Extracted data entries
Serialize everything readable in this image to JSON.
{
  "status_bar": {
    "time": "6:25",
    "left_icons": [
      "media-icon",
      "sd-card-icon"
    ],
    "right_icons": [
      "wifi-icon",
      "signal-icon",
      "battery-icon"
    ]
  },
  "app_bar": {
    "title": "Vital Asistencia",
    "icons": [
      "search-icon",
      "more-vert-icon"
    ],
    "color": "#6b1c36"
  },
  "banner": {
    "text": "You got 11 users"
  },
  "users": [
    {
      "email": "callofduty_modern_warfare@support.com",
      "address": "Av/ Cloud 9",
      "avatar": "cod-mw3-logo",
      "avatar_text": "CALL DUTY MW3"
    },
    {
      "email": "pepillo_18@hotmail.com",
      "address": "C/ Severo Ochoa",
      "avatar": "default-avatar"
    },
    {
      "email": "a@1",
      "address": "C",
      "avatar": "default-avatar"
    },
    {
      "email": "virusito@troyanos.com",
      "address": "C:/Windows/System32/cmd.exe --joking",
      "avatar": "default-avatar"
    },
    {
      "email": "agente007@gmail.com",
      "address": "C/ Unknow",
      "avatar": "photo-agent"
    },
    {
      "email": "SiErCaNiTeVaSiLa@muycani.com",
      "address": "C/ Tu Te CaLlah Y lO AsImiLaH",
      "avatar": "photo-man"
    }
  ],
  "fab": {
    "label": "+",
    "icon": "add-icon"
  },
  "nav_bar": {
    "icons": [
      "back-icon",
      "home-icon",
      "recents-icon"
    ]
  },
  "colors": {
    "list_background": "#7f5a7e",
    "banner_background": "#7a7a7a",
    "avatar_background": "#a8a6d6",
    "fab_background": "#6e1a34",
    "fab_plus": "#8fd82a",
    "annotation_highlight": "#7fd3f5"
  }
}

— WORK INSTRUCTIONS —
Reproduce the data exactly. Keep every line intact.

— REPLY —
Serialize everything readable in this image to JSON.
{
  "status_bar": {
    "time": "6:25",
    "left_icons": [
      "media-icon",
      "sd-card-icon"
    ],
    "right_icons": [
      "wifi-icon",
      "signal-icon",
      "battery-icon"
    ]
  },
  "app_bar": {
    "title": "Vital Asistencia",
    "icons": [
      "search-icon",
      "more-vert-icon"
    ],
    "color": "#6b1c36"
  },
  "banner": {
    "text": "You got 11 users"
  },
  "users": [
    {
      "email": "callofduty_modern_warfare@support.com",
      "address": "Av/ Cloud 9",
      "avatar": "cod-mw3-logo",
      "avatar_text": "CALL DUTY MW3"
    },
    {
      "email": "pepillo_18@hotmail.com",
      "address": "C/ Severo Ochoa",
      "avatar": "default-avatar"
    },
    {
      "email": "a@1",
      "address": "C",
      "avatar": "default-avatar"
    },
    {
      "email": "virusito@troyanos.com",
      "address": "C:/Windows/System32/cmd.exe --joking",
      "avatar": "default-avatar"
    },
    {
      "email": "agente007@gmail.com",
      "address": "C/ Unknow",
      "avatar": "photo-agent"
    },
    {
      "email": "SiErCaNiTeVaSiLa@muycani.com",
      "address": "C/ Tu Te CaLlah Y lO AsImiLaH",
      "avatar": "photo-man"
    }
  ],
  "fab": {
    "label": "+",
    "icon": "add-icon"
  },
  "nav_bar": {
    "icons": [
      "back-icon",
      "home-icon",
      "recents-icon"
    ]
  },
  "colors": {
    "list_background": "#7f5a7e",
    "banner_background": "#7a7a7a",
    "avatar_background": "#a8a6d6",
    "fab_background": "#6e1a34",
    "fab_plus": "#8fd82a",
    "annotation_highlight": "#7fd3f5"
  }
}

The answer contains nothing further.